For an image so often associated with loneliness, ’s Nighthawks
(1942) is strangely seductive. Solitary, hunched figures perch on stools along the slender countertop of an all-night diner. Bright overhead lighting casts a theatrical play of shadows on the deserted sidewalk outside, with the sleek, curving form of the diner’s long window intersecting with the grid of storefronts behind. The famous painting offers a crucible of narrative potential, capturing the melancholic romance of city life: its endless possibilities—and inevitable failures—for connection.

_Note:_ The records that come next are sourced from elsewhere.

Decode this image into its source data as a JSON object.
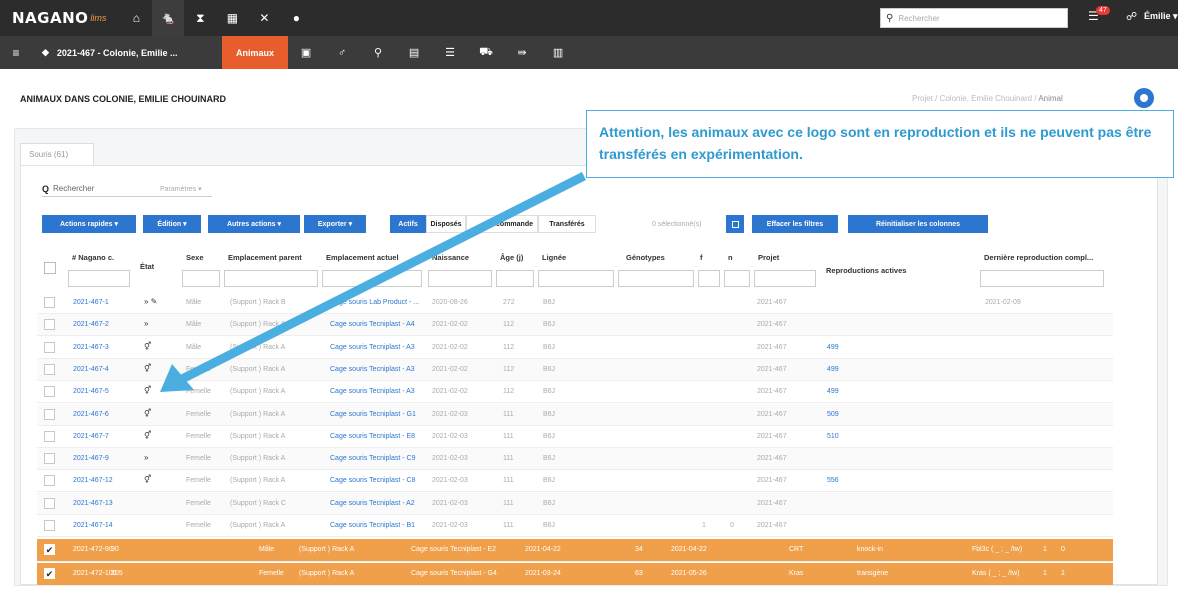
{
  "app": {
    "logo": "NAGANO",
    "logo_sub": "lims"
  },
  "topbar": {
    "icons": [
      "home-icon",
      "rodent-icon",
      "flask-icon",
      "grid-icon",
      "tools-icon",
      "help-icon"
    ],
    "search_placeholder": "Rechercher",
    "notif_count": "47",
    "user": "Émilie ▾"
  },
  "secbar": {
    "project": "2021-467 - Colonie, Emilie ...",
    "active_tab": "Animaux",
    "icons": [
      "calendar-icon",
      "male-icon",
      "location-icon",
      "calendar2-icon",
      "list-icon",
      "cart-icon",
      "transfer-icon",
      "report-icon"
    ]
  },
  "page": {
    "title": "ANIMAUX DANS COLONIE, EMILIE CHOUINARD",
    "breadcrumb": [
      "Projet",
      "Colonie, Emilie Chouinard",
      "Animal"
    ]
  },
  "tab": {
    "label": "Souris (61)"
  },
  "search": {
    "label": "Rechercher",
    "params": "Paramètres ▾"
  },
  "toolbar": {
    "actions_rapides": "Actions rapides ▾",
    "edition": "Édition ▾",
    "autres_actions": "Autres actions ▾",
    "exporter": "Exporter ▾",
    "actifs": "Actifs",
    "disposes": "Disposés",
    "commande": "commande",
    "transferes": "Transférés",
    "selected": "0 sélectionné(s)",
    "effacer": "Effacer les filtres",
    "reinit": "Réinitialiser les colonnes"
  },
  "headers": {
    "nagano": "# Nagano c.",
    "etat": "État",
    "sexe": "Sexe",
    "parent": "Emplacement parent",
    "actuel": "Emplacement actuel",
    "naissance": "Naissance",
    "age": "Âge (j)",
    "lignee": "Lignée",
    "genotypes": "Génotypes",
    "f": "f",
    "n": "n",
    "projet": "Projet",
    "repro": "Reproductions actives",
    "derniere": "Dernière reproduction compl..."
  },
  "rows": [
    {
      "id": "2021-467-1",
      "etat": "»  ✎",
      "sexe": "Mâle",
      "parent": "(Support ) Rack B",
      "actuel": "Cage souris Lab Product - ...",
      "naissance": "2020-08-26",
      "age": "272",
      "lignee": "B6J",
      "f": "",
      "n": "",
      "projet": "2021-467",
      "repro": "",
      "derniere": "2021-02-09"
    },
    {
      "id": "2021-467-2",
      "etat": "»",
      "sexe": "Mâle",
      "parent": "(Support ) Rack A",
      "actuel": "Cage souris Tecniplast - A4",
      "naissance": "2021-02-02",
      "age": "112",
      "lignee": "B6J",
      "f": "",
      "n": "",
      "projet": "2021-467",
      "repro": "",
      "derniere": ""
    },
    {
      "id": "2021-467-3",
      "etat": "⚥",
      "sexe": "Mâle",
      "parent": "(Support ) Rack A",
      "actuel": "Cage souris Tecniplast - A3",
      "naissance": "2021-02-02",
      "age": "112",
      "lignee": "B6J",
      "f": "",
      "n": "",
      "projet": "2021-467",
      "repro": "499",
      "derniere": ""
    },
    {
      "id": "2021-467-4",
      "etat": "⚥",
      "sexe": "Femelle",
      "parent": "(Support ) Rack A",
      "actuel": "Cage souris Tecniplast - A3",
      "naissance": "2021-02-02",
      "age": "112",
      "lignee": "B6J",
      "f": "",
      "n": "",
      "projet": "2021-467",
      "repro": "499",
      "derniere": ""
    },
    {
      "id": "2021-467-5",
      "etat": "⚥",
      "sexe": "Femelle",
      "parent": "(Support ) Rack A",
      "actuel": "Cage souris Tecniplast - A3",
      "naissance": "2021-02-02",
      "age": "112",
      "lignee": "B6J",
      "f": "",
      "n": "",
      "projet": "2021-467",
      "repro": "499",
      "derniere": ""
    },
    {
      "id": "2021-467-6",
      "etat": "⚥",
      "sexe": "Femelle",
      "parent": "(Support ) Rack A",
      "actuel": "Cage souris Tecniplast - G1",
      "naissance": "2021-02-03",
      "age": "111",
      "lignee": "B6J",
      "f": "",
      "n": "",
      "projet": "2021-467",
      "repro": "509",
      "derniere": ""
    },
    {
      "id": "2021-467-7",
      "etat": "⚥",
      "sexe": "Femelle",
      "parent": "(Support ) Rack A",
      "actuel": "Cage souris Tecniplast - E8",
      "naissance": "2021-02-03",
      "age": "111",
      "lignee": "B6J",
      "f": "",
      "n": "",
      "projet": "2021-467",
      "repro": "510",
      "derniere": ""
    },
    {
      "id": "2021-467-9",
      "etat": "»",
      "sexe": "Femelle",
      "parent": "(Support ) Rack A",
      "actuel": "Cage souris Tecniplast - C9",
      "naissance": "2021-02-03",
      "age": "111",
      "lignee": "B6J",
      "f": "",
      "n": "",
      "projet": "2021-467",
      "repro": "",
      "derniere": ""
    },
    {
      "id": "2021-467-12",
      "etat": "⚥",
      "sexe": "Femelle",
      "parent": "(Support ) Rack A",
      "actuel": "Cage souris Tecniplast - C8",
      "naissance": "2021-02-03",
      "age": "111",
      "lignee": "B6J",
      "f": "",
      "n": "",
      "projet": "2021-467",
      "repro": "556",
      "derniere": ""
    },
    {
      "id": "2021-467-13",
      "etat": "",
      "sexe": "Femelle",
      "parent": "(Support ) Rack C",
      "actuel": "Cage souris Tecniplast - A2",
      "naissance": "2021-02-03",
      "age": "111",
      "lignee": "B6J",
      "f": "",
      "n": "",
      "projet": "2021-467",
      "repro": "",
      "derniere": ""
    },
    {
      "id": "2021-467-14",
      "etat": "",
      "sexe": "Femelle",
      "parent": "(Support ) Rack A",
      "actuel": "Cage souris Tecniplast - B1",
      "naissance": "2021-02-03",
      "age": "111",
      "lignee": "B6J",
      "f": "1",
      "n": "0",
      "projet": "2021-467",
      "repro": "",
      "derniere": ""
    }
  ],
  "selected_rows": [
    {
      "id": "2021-472-90",
      "num": "90",
      "sexe": "Mâle",
      "parent": "(Support ) Rack A",
      "actuel": "Cage souris Tecniplast - E2",
      "naissance": "2021-04-22",
      "age": "34",
      "date2": "2021-04-22",
      "projet": "CRT",
      "type": "knock-in",
      "geno": "Fbl3c ( _ ; _ /tw)",
      "f": "1",
      "n": "0"
    },
    {
      "id": "2021-472-105",
      "num": "105",
      "sexe": "Femelle",
      "parent": "(Support ) Rack A",
      "actuel": "Cage souris Tecniplast - G4",
      "naissance": "2021-03-24",
      "age": "63",
      "date2": "2021-05-26",
      "projet": "Kras",
      "type": "transgène",
      "geno": "Kras ( _ ; _ /tw)",
      "f": "1",
      "n": "1"
    }
  ],
  "callout": {
    "text": "Attention, les animaux avec ce logo sont en reproduction et ils ne peuvent pas être transférés en expérimentation."
  },
  "colors": {
    "accent": "#2d76cf",
    "brand_orange": "#e85d2c",
    "selected": "#f0a04a",
    "callout_text": "#2e9ad0"
  }
}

Nighthawks is, in many ways, emblematic of Hopper’s noirish, cinematic style, characterized by its voyeuristic perspectives, dramatic interaction of light and shadow, and emotionally isolated figures that inhabit anonymous urban spaces—roadside diners, gas stations, hotels. “Hopper,” philosopher Alain de Botton once wrote, “is the father of a whole school of art that takes as its subject matter threshold spaces, buildings that lie outside homes and offices, places of transit where we are aware of a particular kind of alienated poetry.”
The artist’s oeuvre has become inseparable from a certain image of inter- and post-war America, when the country underwent rapid change and grew increasingly affluent, but feelings of anxiety and detachment abounded. Hopper’s paintings have influenced American cultural giants like Alfred Hitchcock,

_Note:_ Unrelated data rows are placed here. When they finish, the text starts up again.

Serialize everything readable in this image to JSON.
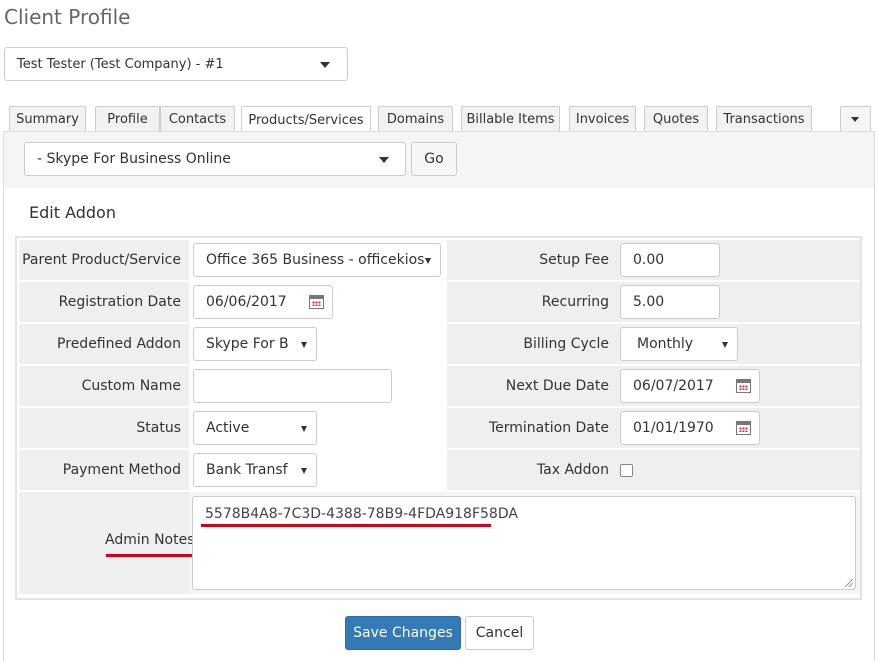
{
  "page_title": "Client Profile",
  "client_select": {
    "value": "Test Tester (Test Company) - #1"
  },
  "tabs": [
    {
      "label": "Summary"
    },
    {
      "label": "Profile"
    },
    {
      "label": "Contacts"
    },
    {
      "label": "Products/Services",
      "active": true
    },
    {
      "label": "Domains"
    },
    {
      "label": "Billable Items"
    },
    {
      "label": "Invoices"
    },
    {
      "label": "Quotes"
    },
    {
      "label": "Transactions"
    }
  ],
  "service_select": {
    "value": "- Skype For Business Online"
  },
  "go_label": "Go",
  "section_title": "Edit Addon",
  "form": {
    "parent_product": {
      "label": "Parent Product/Service",
      "value": "Office 365 Business - officekios"
    },
    "registration_date": {
      "label": "Registration Date",
      "value": "06/06/2017"
    },
    "predefined_addon": {
      "label": "Predefined Addon",
      "value": "Skype For B"
    },
    "custom_name": {
      "label": "Custom Name",
      "value": ""
    },
    "status": {
      "label": "Status",
      "value": "Active"
    },
    "payment_method": {
      "label": "Payment Method",
      "value": "Bank Transf"
    },
    "setup_fee": {
      "label": "Setup Fee",
      "value": "0.00"
    },
    "recurring": {
      "label": "Recurring",
      "value": "5.00"
    },
    "billing_cycle": {
      "label": "Billing Cycle",
      "value": "Monthly"
    },
    "next_due_date": {
      "label": "Next Due Date",
      "value": "06/07/2017"
    },
    "termination_date": {
      "label": "Termination Date",
      "value": "01/01/1970"
    },
    "tax_addon": {
      "label": "Tax Addon",
      "checked": false
    },
    "admin_notes": {
      "label": "Admin Notes",
      "value": "5578B4A8-7C3D-4388-78B9-4FDA918F58DA"
    }
  },
  "buttons": {
    "save": "Save Changes",
    "cancel": "Cancel"
  },
  "colors": {
    "primary": "#337ab7",
    "highlight": "#d0021b",
    "row_bg": "#efefef"
  }
}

. Yet the artist rejected the notion of his paintings embodying an American vernacular, despite having studied under and been influenced by
, a leading figure of the Ashcan School. “I think the American Scene painters caricatured America,” Hopper once said. “I always wanted to do myself.”
Hopper saw his paintings as more than a manifestation of a uniquely American aesthetic; they represented something personal, the expression of his “inner experience,” as he described it. Accordingly, his compositions render a psychological portrait of an elusive and introspective artist, even as they depict imagined scenes. “Sometimes talking with Eddie is just like dropping a stone in a well except that it doesn’t thump when it hits bottom,” his wife Josephine once quipped. Indeed, many of his works illustrate troubled romantic relationships. In painting after painting, despondent couples share the same space, even as they seem to exist in entirely different worlds.